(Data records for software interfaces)
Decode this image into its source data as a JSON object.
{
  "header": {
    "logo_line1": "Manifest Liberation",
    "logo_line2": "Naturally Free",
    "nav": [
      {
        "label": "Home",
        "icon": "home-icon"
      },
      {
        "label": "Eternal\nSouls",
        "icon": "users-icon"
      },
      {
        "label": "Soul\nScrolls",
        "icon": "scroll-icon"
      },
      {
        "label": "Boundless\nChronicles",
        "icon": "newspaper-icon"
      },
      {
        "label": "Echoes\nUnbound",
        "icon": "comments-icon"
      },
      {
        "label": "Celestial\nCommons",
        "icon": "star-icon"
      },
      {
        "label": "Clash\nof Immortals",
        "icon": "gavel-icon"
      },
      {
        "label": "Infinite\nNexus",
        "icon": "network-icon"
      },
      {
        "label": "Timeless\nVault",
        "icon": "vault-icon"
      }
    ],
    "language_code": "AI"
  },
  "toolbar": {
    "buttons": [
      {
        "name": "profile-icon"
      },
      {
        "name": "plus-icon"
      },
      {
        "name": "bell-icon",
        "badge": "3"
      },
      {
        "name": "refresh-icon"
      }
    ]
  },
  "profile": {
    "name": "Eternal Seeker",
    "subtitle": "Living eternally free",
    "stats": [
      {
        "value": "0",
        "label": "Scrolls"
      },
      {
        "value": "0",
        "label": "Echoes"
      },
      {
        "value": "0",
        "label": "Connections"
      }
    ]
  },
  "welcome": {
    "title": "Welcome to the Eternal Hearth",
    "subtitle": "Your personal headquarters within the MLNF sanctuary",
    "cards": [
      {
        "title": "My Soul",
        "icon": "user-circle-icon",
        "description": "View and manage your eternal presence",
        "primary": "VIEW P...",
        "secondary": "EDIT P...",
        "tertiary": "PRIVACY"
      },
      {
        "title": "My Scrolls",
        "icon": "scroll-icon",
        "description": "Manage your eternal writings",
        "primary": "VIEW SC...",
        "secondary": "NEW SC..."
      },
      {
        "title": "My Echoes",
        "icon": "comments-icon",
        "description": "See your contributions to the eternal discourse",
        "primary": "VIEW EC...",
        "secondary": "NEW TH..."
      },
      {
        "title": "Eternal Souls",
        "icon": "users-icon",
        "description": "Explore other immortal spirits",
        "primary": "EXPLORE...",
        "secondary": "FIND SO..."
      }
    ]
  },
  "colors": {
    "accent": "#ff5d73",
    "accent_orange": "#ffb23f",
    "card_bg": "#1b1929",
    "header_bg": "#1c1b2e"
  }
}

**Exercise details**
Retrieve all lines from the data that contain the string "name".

**Your response**
        "name": "profile-icon"
        "name": "plus-icon"
        "name": "bell-icon",
        "name": "refresh-icon"
    "name": "Eternal Seeker",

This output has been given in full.